◆ TASK REQUIREMENTS ◆
Report how many lines in the records below hold "shows", with no other output.

App and web page records
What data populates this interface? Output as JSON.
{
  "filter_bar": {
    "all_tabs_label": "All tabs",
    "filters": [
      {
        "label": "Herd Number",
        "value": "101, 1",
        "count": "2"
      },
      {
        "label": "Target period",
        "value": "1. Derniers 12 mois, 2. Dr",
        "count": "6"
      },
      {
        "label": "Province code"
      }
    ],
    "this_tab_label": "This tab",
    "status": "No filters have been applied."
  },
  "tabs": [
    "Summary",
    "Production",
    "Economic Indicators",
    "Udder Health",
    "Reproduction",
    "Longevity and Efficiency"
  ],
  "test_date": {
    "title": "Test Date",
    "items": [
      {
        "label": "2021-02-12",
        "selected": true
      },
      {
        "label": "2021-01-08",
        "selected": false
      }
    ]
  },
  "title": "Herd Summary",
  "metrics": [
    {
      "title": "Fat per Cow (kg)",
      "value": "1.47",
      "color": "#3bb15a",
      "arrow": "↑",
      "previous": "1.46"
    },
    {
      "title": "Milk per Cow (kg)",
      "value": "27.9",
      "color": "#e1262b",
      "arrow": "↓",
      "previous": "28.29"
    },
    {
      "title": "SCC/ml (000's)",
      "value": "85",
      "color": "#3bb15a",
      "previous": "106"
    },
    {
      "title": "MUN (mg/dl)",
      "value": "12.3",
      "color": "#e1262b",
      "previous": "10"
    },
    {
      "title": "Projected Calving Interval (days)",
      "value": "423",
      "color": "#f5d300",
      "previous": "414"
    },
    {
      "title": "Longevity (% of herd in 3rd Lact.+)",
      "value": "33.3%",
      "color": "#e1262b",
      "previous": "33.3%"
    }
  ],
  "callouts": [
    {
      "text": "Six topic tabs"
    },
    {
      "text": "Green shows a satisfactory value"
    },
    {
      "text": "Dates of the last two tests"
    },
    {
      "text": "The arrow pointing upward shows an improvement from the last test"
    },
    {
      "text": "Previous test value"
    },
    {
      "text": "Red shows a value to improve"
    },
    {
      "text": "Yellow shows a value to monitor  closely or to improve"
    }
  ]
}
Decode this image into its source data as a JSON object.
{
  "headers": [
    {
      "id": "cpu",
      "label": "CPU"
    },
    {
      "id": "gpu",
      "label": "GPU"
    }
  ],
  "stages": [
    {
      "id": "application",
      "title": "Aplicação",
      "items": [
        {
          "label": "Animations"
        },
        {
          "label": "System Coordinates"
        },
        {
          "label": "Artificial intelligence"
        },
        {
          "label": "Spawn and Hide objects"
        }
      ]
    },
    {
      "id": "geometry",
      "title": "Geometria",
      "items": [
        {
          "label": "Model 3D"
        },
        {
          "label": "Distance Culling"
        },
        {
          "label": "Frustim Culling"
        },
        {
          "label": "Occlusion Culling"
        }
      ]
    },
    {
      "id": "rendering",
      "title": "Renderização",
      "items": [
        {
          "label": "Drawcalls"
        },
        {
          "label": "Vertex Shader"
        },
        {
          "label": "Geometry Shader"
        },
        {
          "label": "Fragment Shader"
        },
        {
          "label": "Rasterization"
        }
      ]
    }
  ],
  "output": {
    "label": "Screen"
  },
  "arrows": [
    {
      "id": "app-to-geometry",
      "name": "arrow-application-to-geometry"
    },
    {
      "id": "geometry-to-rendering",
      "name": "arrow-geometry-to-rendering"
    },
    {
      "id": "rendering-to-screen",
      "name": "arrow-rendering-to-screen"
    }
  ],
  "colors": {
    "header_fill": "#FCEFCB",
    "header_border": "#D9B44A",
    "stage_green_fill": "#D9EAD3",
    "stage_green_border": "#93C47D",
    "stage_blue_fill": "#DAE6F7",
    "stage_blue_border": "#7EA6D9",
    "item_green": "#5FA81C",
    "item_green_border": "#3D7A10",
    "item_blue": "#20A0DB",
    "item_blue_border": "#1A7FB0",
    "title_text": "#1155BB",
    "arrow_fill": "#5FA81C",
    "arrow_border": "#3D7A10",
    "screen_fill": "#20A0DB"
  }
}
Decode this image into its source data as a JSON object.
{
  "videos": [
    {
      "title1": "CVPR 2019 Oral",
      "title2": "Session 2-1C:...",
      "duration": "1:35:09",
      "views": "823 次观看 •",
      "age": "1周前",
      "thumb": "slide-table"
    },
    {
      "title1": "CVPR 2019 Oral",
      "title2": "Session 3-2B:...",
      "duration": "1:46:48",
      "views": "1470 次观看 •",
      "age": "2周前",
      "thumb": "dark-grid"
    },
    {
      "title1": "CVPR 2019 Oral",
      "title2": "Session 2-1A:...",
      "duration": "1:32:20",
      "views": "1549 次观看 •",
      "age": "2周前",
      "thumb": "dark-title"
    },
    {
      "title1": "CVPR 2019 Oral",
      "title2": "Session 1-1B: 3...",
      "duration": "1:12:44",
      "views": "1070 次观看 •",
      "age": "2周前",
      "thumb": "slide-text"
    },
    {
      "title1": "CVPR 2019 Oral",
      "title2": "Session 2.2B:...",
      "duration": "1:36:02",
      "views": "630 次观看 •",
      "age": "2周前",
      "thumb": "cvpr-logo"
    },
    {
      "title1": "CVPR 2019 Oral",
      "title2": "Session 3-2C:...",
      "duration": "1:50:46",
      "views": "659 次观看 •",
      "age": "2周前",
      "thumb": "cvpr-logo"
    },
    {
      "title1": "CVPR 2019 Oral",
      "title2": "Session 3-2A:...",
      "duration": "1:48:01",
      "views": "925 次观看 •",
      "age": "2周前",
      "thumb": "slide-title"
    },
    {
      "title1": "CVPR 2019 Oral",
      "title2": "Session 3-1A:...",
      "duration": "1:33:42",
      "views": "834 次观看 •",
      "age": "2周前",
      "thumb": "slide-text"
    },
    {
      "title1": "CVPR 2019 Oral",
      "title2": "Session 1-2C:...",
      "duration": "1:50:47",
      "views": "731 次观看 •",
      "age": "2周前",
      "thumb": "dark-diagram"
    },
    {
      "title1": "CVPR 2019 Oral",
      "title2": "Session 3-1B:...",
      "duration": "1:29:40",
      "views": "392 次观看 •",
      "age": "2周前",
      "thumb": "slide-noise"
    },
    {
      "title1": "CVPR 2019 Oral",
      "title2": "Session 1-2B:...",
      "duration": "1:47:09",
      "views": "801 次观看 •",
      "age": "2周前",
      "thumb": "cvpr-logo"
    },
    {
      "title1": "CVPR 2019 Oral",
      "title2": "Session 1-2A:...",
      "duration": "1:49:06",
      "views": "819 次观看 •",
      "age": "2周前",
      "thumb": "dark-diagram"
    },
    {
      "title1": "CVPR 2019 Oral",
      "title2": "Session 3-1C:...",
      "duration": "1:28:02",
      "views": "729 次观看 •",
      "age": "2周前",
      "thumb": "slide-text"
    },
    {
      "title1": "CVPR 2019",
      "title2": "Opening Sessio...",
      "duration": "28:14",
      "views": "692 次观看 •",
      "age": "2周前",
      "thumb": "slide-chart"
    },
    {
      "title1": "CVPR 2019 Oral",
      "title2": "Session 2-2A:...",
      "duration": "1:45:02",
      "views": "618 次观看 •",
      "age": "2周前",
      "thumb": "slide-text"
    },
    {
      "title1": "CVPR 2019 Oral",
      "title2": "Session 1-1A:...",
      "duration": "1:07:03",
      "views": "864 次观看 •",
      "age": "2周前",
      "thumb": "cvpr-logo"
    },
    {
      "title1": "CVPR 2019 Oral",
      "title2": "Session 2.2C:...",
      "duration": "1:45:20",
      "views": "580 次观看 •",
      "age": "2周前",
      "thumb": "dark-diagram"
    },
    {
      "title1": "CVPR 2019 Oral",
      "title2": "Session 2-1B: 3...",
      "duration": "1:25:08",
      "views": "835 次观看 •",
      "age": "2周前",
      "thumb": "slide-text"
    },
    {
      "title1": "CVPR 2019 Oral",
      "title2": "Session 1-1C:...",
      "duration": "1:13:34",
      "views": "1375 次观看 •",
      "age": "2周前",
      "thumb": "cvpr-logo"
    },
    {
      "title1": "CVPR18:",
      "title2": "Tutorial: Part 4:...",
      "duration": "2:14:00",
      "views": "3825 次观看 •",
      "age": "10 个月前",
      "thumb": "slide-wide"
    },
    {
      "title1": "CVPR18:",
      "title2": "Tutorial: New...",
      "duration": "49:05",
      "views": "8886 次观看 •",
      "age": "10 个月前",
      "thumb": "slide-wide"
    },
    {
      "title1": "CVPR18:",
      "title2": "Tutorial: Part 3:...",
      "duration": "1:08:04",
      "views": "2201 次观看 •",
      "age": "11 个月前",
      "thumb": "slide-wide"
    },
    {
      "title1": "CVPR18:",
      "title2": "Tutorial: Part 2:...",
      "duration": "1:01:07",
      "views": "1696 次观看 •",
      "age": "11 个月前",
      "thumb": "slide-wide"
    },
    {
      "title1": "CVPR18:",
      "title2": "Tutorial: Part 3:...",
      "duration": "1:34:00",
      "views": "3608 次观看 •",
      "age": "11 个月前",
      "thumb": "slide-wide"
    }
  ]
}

◆ REPLY TO THE EXERCISE ◆
4